IT IS TIME TO FORM A YORUBA NATION
Unless we want to deceive ourselves or we genuinely fail to see reality then we must accept that the voters that went to the polls last week to decide who should be governors did not only elect their governors. They also used their thumbprint and ballot papers to draw a map that clearly states that the time has come to form a Yoruba nation. Those voters expressed their wishes in a legal and sophisticated manner, so their leaders too, if worthy of leading such people, must execute the expressed wishes in a legal and sophisticated way and therein lies the challenge. They need to, within the respect of the laws and within the borders of a federal Nigeria, form a Yoruba nation that I recommend should be cosmopolitan and progressive.
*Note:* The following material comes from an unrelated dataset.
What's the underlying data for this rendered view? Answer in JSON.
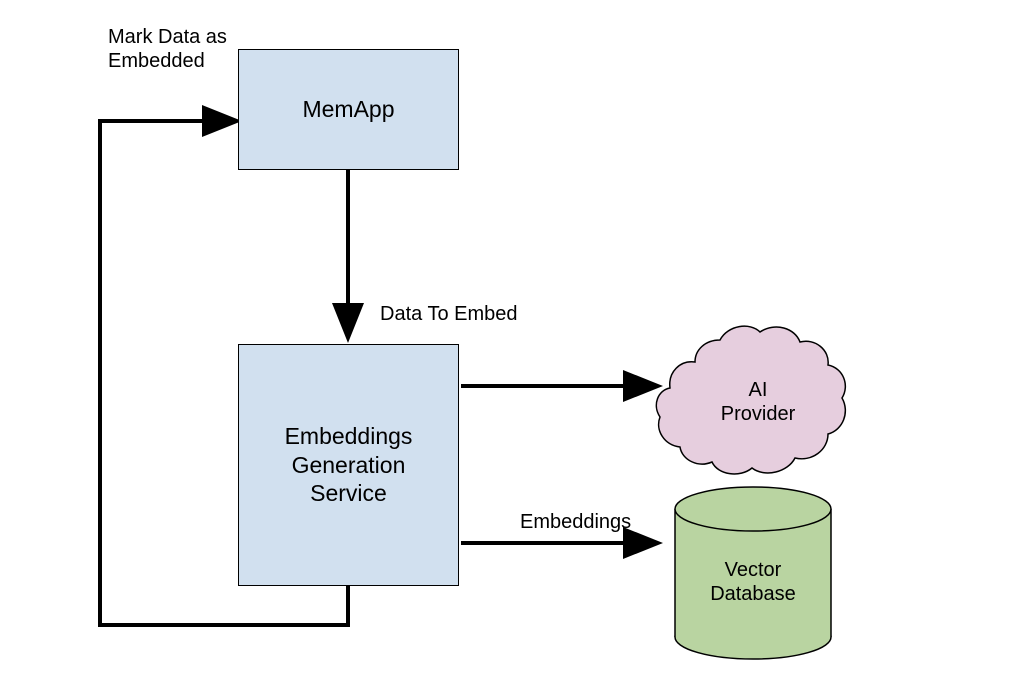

For those who wonder what is a nation? Let us reply with Renan and explain that a nation is a soul, a spiritual principle. Two things, which in truth are but one constitutes this soul or spiritual principle. One lies in the past, one in the present. One is the possession in common of a rich legacy of memories; the other is present-day consent, the desire to live together, the will to perpetuate the value of the heritage that one has received in an undivided form.
A nation’s existence is a daily plebiscite.
It is not the first time that the people in the various states that make up the Yoruba region (the official term they use in Nigeria is insipidly South-West) will express their desire by voting in unison. They did it by voting the Action Group (AG), Unity Party of Nigeria (UPN), Alliance for Democracy (AD) and now the Action Congress of Nigeria (ACN). Let us make no mistake about it. The common thread in this voting pattern has being and continue to be progressive ideas and programmes according to the preaching and practice of the late Chief Obafemi Awolowo. Like their parents did in the days of the late Awo, today’s voters have chosen to find their path independent of the central government of Nigeria.
The political aspiration of the voters of the Yoruba region is to have a state that provides free education, free health care, massive infrastructural development, and an environment that allows trade and industry to flourish all in a vibrant intellectual milieu yet capable of partying. They are after all the masters of owanbe. These aspirations should form the paradigm upon which the elected governors and legislators of the Yoruba regions should build their policies and programmes. They should aspire to these ideals when thinking of the ideal government for their voters.
In theory, each of the states in the Yoruba region can legitimately set about achieving these aims individually and they might even do well. But imagine how much more they will achieve if they decide to act as a collective. Imagine the possibilities for all, if these governors and lawmakers can think like their voters and genuinely follow those ideals, if they can develop an organic ethos of a nation and consequently decide to work together to tackle the problems they cannot handle alone. Imagine what we will get if the states of Lagos, Ogun, Oyo, Osun, Ekiti, Edo, and even Ondo come together, without waiting for the Federal Government, to jointly plan, fund and supervise regional libraries, roads, hospitals, banks, research centres and agricultural projects. Even the power supply problem can have a regional solution.
The great benefits that such actions will bring to those that reside in these states are obvious but it will not be limited to them. As history has shown, like in the case of the Eastern Region of Michael Okpara and the Western Region of Obafemi Awolowo, there are good chances that a cooperative and dynamic Yoruba nation will trigger a healthy rivalry between her and other Nigerian regions. It will be a rivalry that will greatly benefit the residents of those other regions as their own leaders will have to provide similar services and ventures to match what their neighbours are doing. The federal republic of Nigeria itself will get the opportunity to become truly federal as emphasis will shift from the central and if broadminded the FGN will encourage these regional governments and ventures.
Politically, leaders and voters of the ACN will in the next four years have the duty of making sure that their elected officials turn their progressive aspirations into achievements. In that period, they will have to deal with problems of personal ego, self-serving groups and personalities, bureaucratic hurdles and outright sabotage. If they can overcome all that and maybe much more, their next task will be to decide how to move forward.
They will have to decide how they want to use the capital they now have. Two options come to mind: they can move forward by identifying and working with political groups that share their policies and ideals or they can try to be a Nigerian party by trying to make inroads into other parts of the federation.
Written by Anthony A. Kila.